## What you will do
Check every line below for the word "приложений" and show those that hold it.

## Supplied entries

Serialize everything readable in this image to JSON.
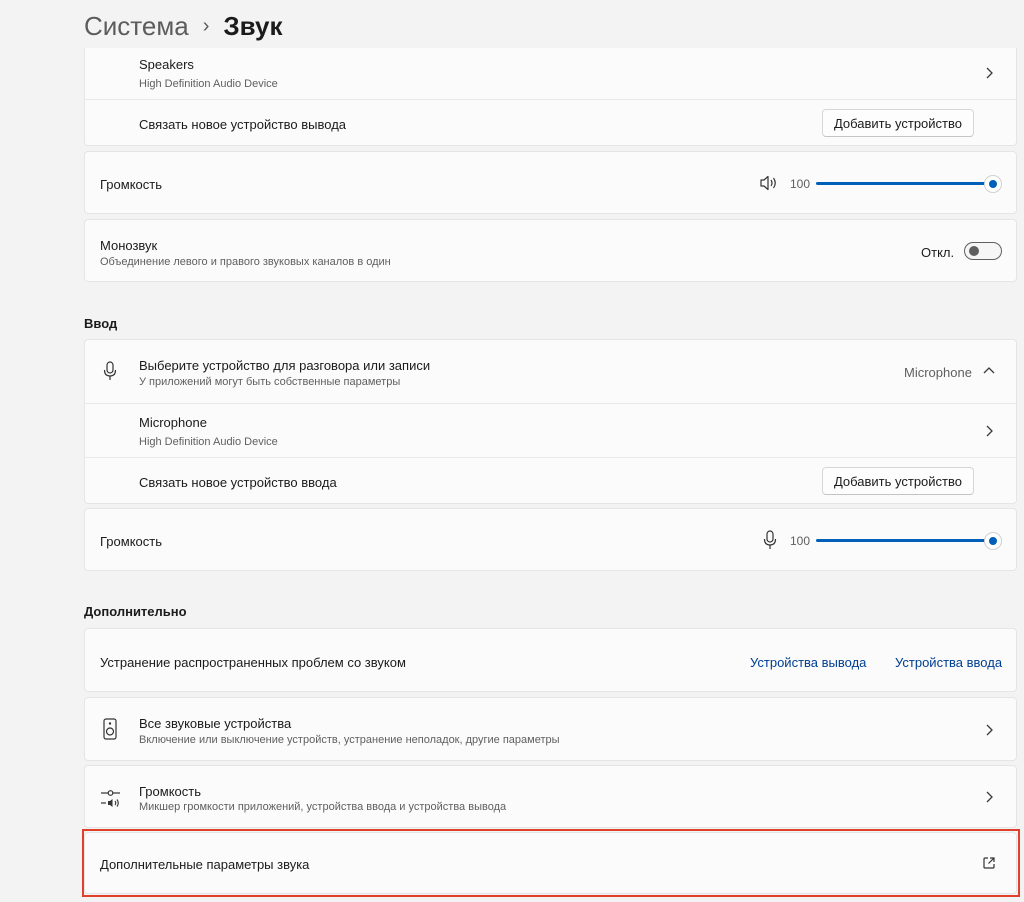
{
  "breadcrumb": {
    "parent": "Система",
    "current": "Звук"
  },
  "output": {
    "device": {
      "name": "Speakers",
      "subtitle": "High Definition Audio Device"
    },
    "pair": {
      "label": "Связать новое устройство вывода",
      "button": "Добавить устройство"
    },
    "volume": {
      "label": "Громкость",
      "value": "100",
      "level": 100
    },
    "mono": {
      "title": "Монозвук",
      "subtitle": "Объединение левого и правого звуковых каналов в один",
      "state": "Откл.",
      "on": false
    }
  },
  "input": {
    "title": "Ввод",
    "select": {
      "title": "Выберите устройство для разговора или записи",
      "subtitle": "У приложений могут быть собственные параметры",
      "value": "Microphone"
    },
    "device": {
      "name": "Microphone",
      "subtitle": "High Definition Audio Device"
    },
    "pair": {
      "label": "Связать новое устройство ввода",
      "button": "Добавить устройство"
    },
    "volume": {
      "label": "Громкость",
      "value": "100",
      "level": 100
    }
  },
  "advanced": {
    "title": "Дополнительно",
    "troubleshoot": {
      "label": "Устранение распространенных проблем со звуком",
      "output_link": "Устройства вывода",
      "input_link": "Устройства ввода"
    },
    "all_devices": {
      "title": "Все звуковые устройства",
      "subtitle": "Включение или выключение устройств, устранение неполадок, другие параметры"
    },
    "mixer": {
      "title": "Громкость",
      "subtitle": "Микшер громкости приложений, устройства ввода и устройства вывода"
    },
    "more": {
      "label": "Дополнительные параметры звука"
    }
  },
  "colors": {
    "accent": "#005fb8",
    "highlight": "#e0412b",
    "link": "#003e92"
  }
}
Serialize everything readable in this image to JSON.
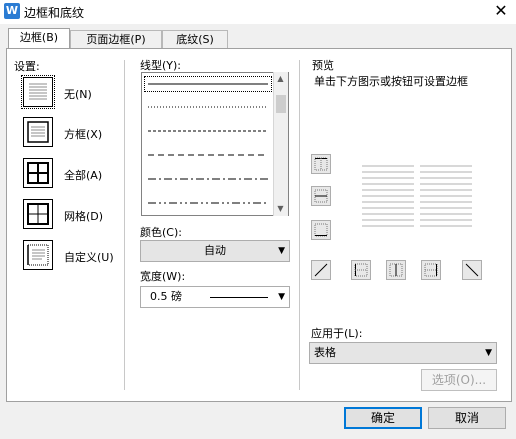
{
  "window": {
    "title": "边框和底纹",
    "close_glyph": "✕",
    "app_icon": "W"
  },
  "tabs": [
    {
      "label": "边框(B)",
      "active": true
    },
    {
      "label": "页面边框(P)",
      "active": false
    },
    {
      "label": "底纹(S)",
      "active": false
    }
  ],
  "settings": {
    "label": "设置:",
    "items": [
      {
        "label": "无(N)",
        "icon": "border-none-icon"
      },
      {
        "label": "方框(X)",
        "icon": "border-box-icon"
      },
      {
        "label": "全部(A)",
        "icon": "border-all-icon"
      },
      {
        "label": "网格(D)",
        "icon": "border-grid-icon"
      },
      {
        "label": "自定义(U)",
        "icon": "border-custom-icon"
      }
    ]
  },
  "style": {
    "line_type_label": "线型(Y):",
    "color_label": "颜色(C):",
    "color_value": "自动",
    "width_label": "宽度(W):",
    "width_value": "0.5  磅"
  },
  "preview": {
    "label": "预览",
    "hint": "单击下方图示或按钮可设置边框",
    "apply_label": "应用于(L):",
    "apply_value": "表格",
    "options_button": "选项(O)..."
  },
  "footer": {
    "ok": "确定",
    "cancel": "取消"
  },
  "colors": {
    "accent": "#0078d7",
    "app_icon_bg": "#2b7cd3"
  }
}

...

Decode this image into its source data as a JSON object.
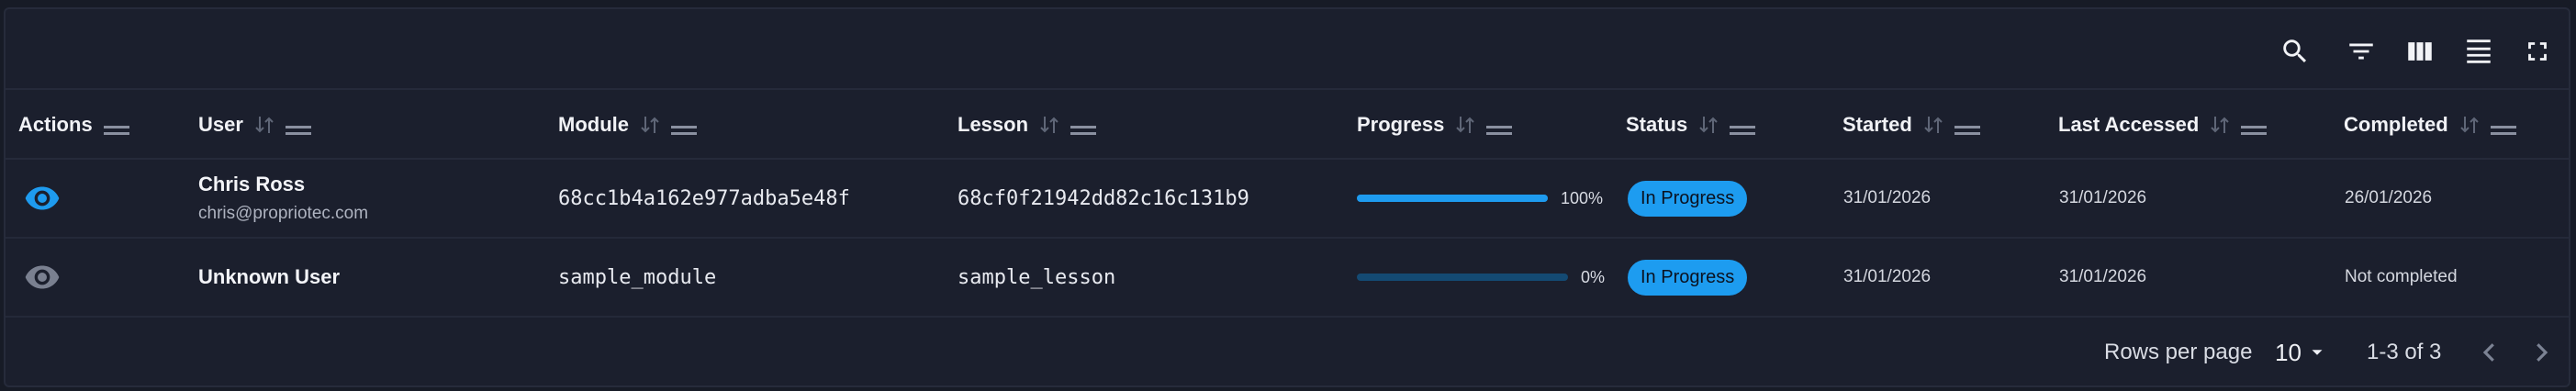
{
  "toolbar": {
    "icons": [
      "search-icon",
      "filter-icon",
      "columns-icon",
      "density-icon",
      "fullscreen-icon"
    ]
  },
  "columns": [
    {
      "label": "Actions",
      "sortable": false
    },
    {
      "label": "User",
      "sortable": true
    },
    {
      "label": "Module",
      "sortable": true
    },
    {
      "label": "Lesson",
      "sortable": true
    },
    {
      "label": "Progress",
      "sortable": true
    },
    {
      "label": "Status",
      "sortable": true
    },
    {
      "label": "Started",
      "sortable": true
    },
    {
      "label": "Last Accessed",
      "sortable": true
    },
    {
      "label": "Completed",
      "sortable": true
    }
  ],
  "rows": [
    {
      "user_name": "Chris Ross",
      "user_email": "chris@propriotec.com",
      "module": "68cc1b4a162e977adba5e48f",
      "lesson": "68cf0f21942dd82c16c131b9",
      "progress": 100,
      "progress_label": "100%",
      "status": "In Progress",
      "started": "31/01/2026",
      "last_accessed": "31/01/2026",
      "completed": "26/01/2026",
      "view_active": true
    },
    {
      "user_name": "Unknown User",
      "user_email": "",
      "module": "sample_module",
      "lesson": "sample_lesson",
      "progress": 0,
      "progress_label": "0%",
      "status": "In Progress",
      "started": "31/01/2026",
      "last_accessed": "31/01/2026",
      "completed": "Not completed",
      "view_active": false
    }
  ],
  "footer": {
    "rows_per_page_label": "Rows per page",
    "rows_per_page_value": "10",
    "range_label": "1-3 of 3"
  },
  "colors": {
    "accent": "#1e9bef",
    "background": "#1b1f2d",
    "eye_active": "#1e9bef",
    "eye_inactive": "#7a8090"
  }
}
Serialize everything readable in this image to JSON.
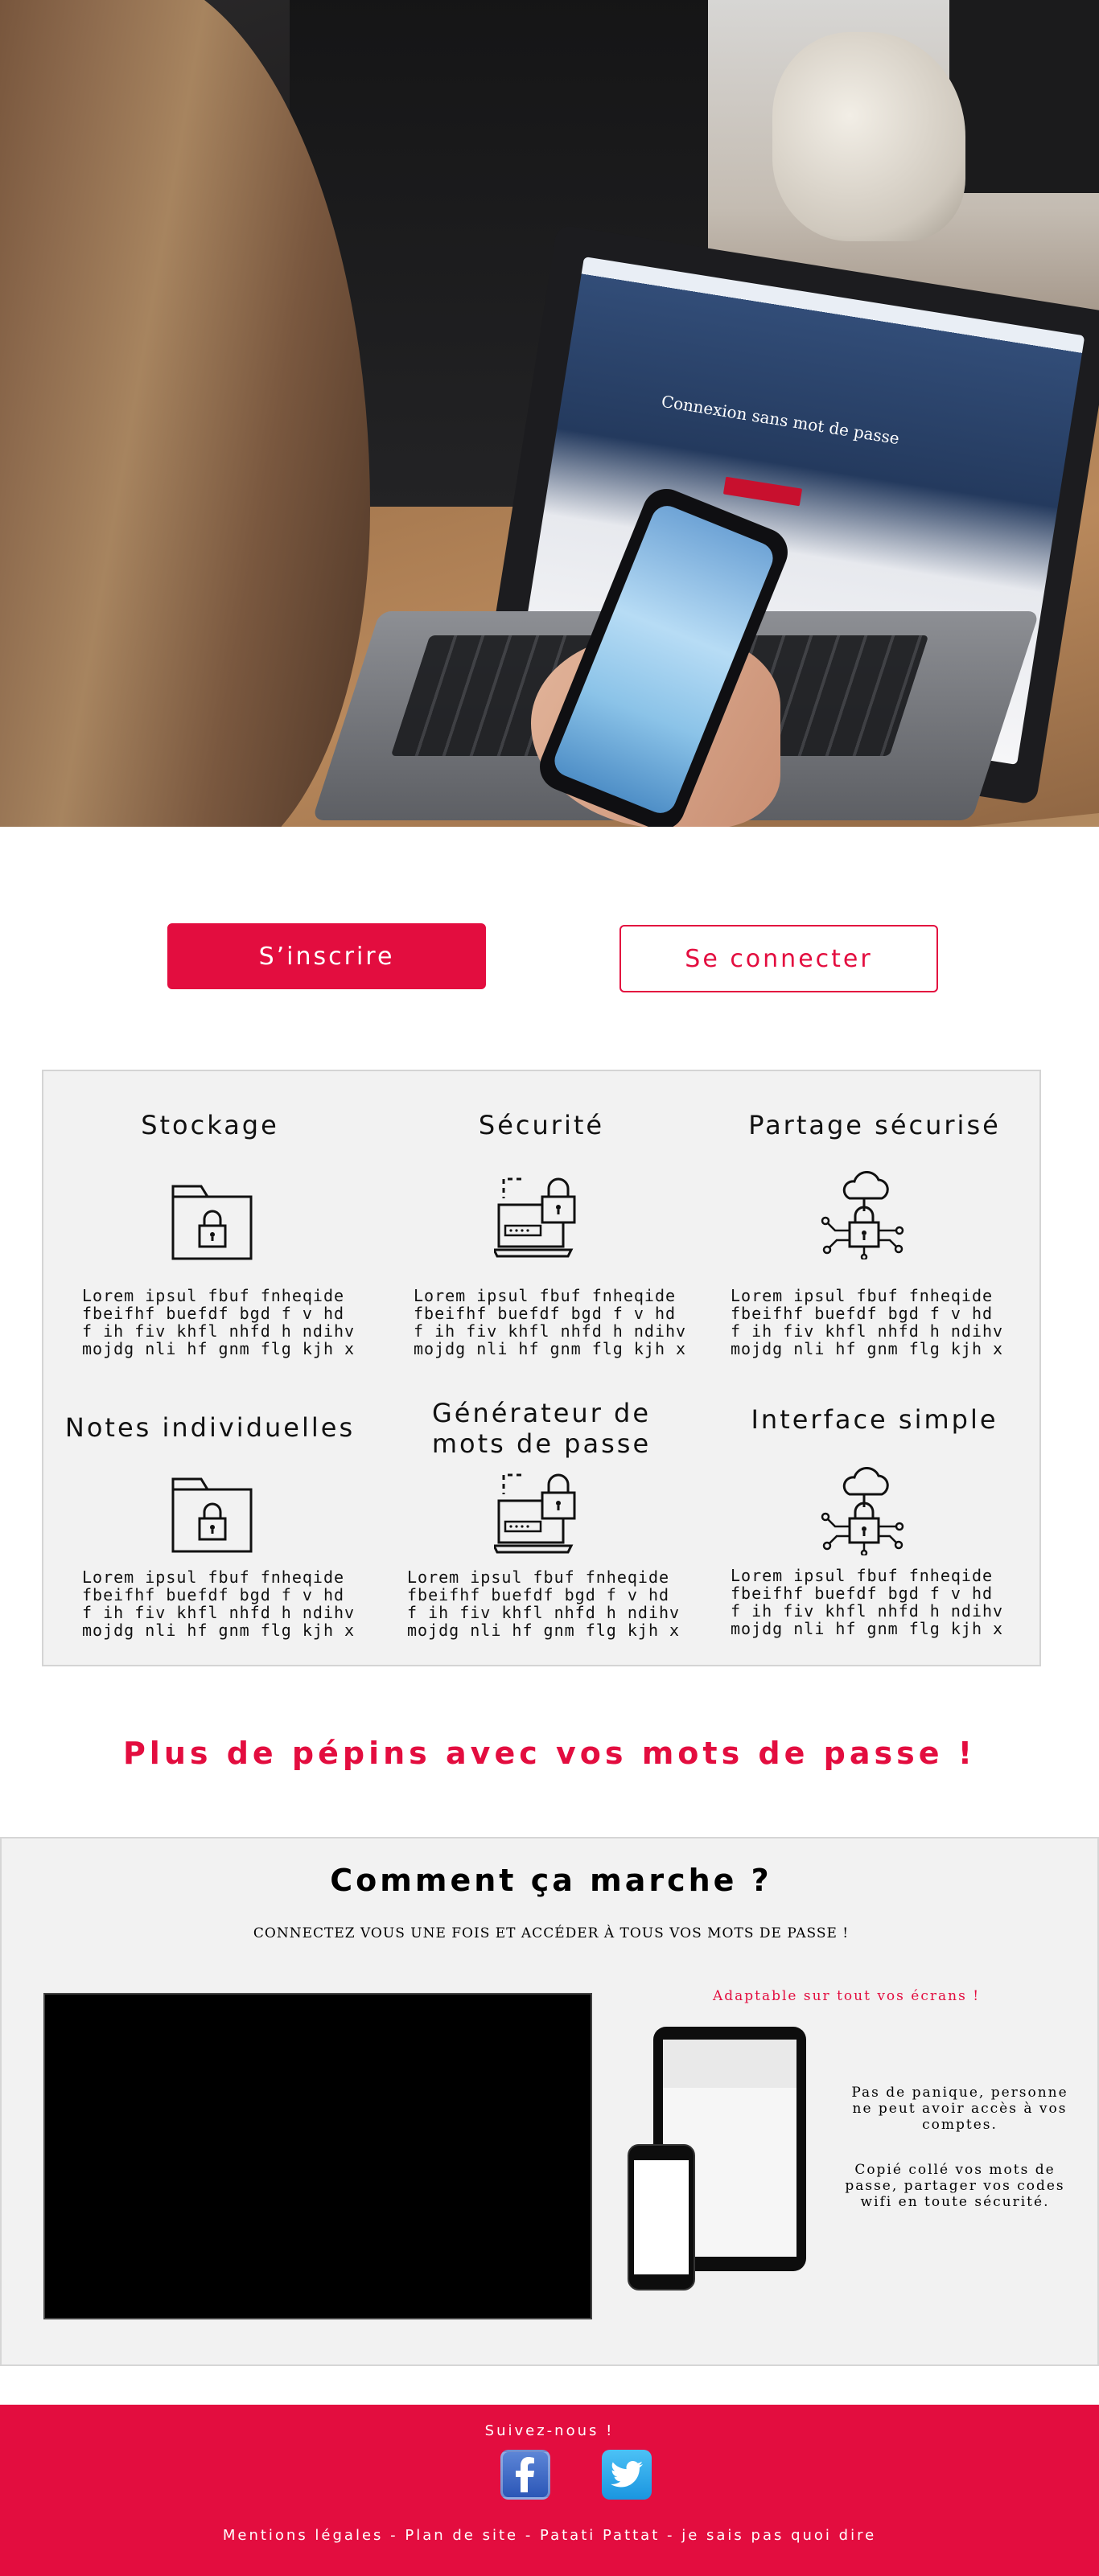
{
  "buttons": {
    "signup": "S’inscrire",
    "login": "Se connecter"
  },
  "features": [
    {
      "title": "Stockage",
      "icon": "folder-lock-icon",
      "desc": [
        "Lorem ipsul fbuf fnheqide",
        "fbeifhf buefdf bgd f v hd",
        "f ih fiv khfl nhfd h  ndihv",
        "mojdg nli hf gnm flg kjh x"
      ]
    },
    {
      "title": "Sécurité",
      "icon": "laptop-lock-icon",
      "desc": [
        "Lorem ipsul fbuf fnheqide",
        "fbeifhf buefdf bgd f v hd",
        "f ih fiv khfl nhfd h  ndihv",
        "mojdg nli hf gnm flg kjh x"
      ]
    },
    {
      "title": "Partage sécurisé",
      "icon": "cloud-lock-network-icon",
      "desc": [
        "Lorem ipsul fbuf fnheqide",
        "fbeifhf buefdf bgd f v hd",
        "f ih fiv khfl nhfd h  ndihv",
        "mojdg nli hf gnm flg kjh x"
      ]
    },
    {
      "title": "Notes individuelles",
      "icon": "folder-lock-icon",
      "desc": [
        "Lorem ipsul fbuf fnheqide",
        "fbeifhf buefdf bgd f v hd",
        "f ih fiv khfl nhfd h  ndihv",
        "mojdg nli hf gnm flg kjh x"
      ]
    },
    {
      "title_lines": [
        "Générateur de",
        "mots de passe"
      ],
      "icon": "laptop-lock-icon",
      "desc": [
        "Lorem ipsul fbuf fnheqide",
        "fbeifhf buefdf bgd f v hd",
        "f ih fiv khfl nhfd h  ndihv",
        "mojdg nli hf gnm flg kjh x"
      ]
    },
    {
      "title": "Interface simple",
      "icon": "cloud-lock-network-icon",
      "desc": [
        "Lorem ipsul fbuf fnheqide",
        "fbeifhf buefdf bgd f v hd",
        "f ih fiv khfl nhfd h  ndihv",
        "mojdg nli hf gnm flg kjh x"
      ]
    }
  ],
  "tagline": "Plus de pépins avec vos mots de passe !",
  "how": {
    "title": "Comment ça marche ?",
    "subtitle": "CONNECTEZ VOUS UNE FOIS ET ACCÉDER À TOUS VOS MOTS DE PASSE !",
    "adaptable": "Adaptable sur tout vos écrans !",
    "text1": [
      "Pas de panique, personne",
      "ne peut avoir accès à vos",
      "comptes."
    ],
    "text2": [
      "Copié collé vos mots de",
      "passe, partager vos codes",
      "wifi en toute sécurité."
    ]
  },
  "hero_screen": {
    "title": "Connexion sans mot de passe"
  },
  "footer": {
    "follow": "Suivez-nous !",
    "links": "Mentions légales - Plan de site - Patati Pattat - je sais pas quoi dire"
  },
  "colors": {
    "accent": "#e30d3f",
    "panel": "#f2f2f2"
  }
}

## Solution to this exercise
      "subtitle": "У приложений могут быть собственные параметры",
      "subtitle": "Микшер громкости приложений, устройства ввода и устройства вывода"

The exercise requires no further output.